UCT’s Benatar slates ‘distorting responses’
The publisher of The Journalist, Zubeida Jaffer, last week entered the fray following a public spat between two UCT academics, David Benatar and Xolile Mangcu, over issues of transformation and decolonization at the university. The pieces have appeared on the pages of the Cape Times, including this response from professor Benatar to the piece authored by Jaffer.
Thank you for your open letter. The civil and temperate tone of your communication is a welcome change. However, I am saddened that Professor Mangcu has so muddied the waters with his misrepresentation of my views that you appear to be taking issue with me on a general point on which you and I do not seem to disagree.
In my original Cape Times piece on decolonizing the university, I explicitly endorsed the inclusion of African content in the curriculum. What I did, though, was place some nuanced qualifications on that widely accepted idea. For instance, I said that not all disciplines lend themselves equally well to the introduction of African content. In the case of Philosophy, I said that the methodologies of this discipline were imports and thus even if they were applied to African content, a kind of “colonizing” would still be taking place.
This does not mean that there is no scope for African content. From the distorting responses to my article, readers of the Cape Times may have the impression that the Philosophy Department at UCT has a curriculum thoroughly detached from the continent in which it is located. That is simply not so.
Our teaching in Applied Ethics, Business Ethics and Bioethics all draws on local issues and contexts, even though that is not the exclusive focus. Even courses in more theoretical areas of philosophy have sometimes drawn connections with the local context. We also offer a course on the Philosophy of Race in which African thinkers, and thinkers of African origin feature prominently. This is a relatively new course, but over the years we have run other courses with special local interest. For a few years from 1990 a course entitled “Philosophy in a South African Context” was offered, and African Philosophy was taught for a while.
Our teaching offerings do change over the years and this is partly a function of staff research and teaching interests. (For example, we offered a course in the Philosophy of Religion for many years, but no longer do so, although some philosophy of religion features in other courses.)
In response to this it might be asked why we have not hired new staff members who are interested in teaching a course in African Philosophy, for example. The reasons are complex, but here is some background.
First, had I relied on UCT’s “wisdom” about the teaching of philosophy, UCT would not now have a Philosophy Department at all. I returned to South Africa in 1997 to take up a lectureship in the small Philosophy Department. A few years later, as departing staff members were not replaced, I found myself the sole permanent member of the Department. The University attempted to “merge” the Philosophy Department with the Political Studies Department. Given the differential size of the two departments, this would have been a take-over rather than a merger. The future of a robust Philosophy curriculum would have been in serious jeopardy.

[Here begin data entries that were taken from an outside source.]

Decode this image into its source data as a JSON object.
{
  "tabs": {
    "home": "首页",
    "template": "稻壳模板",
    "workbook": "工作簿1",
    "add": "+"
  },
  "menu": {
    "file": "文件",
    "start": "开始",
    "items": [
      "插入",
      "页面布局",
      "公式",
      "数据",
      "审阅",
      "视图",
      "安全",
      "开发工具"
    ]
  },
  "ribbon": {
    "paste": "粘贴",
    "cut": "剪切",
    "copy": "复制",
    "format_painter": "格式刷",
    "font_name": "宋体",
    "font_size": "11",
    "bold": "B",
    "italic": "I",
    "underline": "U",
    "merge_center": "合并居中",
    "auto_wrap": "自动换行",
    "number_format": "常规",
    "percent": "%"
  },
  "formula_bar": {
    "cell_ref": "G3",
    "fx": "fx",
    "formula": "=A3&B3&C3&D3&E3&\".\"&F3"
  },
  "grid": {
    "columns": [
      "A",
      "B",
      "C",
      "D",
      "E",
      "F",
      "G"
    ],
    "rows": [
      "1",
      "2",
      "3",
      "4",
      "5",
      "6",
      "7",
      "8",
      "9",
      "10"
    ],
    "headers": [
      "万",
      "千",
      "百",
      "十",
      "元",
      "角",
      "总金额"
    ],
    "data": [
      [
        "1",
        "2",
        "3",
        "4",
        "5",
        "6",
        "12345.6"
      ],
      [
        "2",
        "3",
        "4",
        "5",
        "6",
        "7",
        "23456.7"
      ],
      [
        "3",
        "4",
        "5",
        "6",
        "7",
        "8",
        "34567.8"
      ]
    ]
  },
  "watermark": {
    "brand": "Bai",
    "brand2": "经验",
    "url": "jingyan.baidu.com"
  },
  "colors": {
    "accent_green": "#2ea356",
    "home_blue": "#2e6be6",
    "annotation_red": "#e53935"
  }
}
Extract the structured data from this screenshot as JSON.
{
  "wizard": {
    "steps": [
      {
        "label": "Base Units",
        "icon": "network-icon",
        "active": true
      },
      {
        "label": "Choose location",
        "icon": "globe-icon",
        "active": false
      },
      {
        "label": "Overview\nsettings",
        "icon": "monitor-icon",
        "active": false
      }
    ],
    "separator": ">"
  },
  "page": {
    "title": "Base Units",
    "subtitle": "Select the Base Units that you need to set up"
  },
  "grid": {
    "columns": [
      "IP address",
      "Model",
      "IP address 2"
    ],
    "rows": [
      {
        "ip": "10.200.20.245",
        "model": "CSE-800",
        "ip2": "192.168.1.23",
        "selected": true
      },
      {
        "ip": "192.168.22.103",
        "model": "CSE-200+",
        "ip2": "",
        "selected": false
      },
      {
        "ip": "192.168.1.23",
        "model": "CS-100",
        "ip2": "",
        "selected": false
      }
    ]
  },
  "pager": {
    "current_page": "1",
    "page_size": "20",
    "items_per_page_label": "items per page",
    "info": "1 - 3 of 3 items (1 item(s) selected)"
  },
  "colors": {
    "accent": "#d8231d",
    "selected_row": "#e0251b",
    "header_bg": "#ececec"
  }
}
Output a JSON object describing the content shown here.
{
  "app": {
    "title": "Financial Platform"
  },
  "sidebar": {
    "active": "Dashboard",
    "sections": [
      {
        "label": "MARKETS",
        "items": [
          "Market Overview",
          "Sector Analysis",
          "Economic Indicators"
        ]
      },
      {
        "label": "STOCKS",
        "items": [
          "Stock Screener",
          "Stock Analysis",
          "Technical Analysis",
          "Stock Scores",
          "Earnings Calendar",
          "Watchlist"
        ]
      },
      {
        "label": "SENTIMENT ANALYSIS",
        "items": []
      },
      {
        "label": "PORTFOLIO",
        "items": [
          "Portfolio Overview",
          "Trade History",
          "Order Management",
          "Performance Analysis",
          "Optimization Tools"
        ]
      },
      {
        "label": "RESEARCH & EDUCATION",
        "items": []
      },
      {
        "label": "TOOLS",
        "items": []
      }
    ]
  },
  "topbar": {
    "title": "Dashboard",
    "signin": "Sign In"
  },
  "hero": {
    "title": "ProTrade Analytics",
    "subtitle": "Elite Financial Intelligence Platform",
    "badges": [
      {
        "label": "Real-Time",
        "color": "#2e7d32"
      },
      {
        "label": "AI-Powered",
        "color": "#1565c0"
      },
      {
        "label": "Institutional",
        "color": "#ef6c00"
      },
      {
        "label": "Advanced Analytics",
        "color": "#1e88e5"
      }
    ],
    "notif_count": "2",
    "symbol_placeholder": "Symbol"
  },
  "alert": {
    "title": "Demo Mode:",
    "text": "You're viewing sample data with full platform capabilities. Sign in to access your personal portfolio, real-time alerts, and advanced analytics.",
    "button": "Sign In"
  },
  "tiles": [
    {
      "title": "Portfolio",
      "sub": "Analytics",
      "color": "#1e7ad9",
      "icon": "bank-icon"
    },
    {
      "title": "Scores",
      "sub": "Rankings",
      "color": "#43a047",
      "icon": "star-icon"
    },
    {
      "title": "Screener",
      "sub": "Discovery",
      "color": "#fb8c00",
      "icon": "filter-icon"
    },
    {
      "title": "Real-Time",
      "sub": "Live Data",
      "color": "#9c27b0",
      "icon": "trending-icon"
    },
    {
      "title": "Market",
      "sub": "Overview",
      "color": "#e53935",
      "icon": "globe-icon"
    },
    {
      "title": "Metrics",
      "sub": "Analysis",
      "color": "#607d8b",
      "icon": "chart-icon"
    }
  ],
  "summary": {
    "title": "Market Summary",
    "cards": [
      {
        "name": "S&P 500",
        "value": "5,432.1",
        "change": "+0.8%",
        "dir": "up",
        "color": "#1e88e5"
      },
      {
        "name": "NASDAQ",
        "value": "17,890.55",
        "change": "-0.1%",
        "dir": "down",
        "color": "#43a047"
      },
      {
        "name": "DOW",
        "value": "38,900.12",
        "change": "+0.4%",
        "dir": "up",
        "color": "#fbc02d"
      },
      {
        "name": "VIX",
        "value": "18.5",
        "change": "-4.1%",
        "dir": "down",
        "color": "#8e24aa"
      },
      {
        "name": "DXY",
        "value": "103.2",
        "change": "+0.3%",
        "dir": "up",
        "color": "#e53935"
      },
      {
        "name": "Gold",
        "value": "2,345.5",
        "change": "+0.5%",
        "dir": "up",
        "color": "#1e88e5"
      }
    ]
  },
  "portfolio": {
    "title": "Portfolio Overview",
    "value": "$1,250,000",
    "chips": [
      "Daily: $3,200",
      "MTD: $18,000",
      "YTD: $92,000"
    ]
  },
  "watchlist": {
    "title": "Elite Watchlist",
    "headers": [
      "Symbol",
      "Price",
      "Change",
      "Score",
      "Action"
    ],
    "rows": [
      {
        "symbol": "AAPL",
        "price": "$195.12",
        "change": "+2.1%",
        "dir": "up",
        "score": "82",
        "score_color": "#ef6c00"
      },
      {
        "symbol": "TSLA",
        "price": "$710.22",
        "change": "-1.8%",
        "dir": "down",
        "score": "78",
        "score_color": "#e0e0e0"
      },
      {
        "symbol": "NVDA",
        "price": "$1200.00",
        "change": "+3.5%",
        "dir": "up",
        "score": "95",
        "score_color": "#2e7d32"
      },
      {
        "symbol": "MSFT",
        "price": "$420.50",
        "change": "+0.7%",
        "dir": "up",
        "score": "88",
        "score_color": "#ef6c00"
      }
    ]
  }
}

When the Vice-Chancellor at the time was publicly confronted about the prospect of a University without a Philosophy Department, she said that the university could not excel in every area. I refused to accept that Philosophy at UCT should be doomed and succeeded in resisting the “merger”. In the approximately 15 years since then, the department has steadily grown. We now have eight academics in permanent posts teaching in excess of 2 500 students each year. We do have teaching assistants, but an eight-member Philosophy department, while not unusual in South Africa, is exceptionally small by the standards of quality tertiary institutions abroad. It is also small in comparison with most departments at UCT. Yet we have produced exceptional students. One marker of this is that our Honours and Masters graduates have been admitted to masters and doctoral programmes in the world’s finest universities. Others have become top students in their LLB classes.
Thus our size has been one impediment to broadening the range of our courses. As we have grown we have been able to expand our range of offerings, including the Philosophy of Race.
Another problem is recruiting philosophers who have research and teaching interests in areas in which we would like to grow. African Philosophy, like Bioethics (one of my areas of interest), is a branch of philosophy in which plenty of academically inferior work is done. This is not to say that there are no excellent philosophers working in these areas, but given the relative dearth of them, they are harder to find and hire. We came close on a few occasions to hiring a second specialist in Bioethics, an area in which we have a serious need for growth, but each time the successful applicants had other, more attractive options. We have declined opportunities to hire bioethicists whom we believe are not up to standard.
It is very easy for the uninformed and the malicious – and I am certainly not referring here to you – to respond inappropriately to my careful comments about “transformation”, “decolonization” and “Africanisation”. They misconstrue my comments, rush to judgment, assume the worst about me, and spew forth inflammatory and scurrilous demagoguery that is, quite frankly, irresponsible and dangerous. Instead of having made this debate personal, they should have focused on what I actually said, and engaged with its nuances. While I do not agree with everything you wrote, perhaps your polite letter will set them an example in good-mannered engagement.
University of Cape Town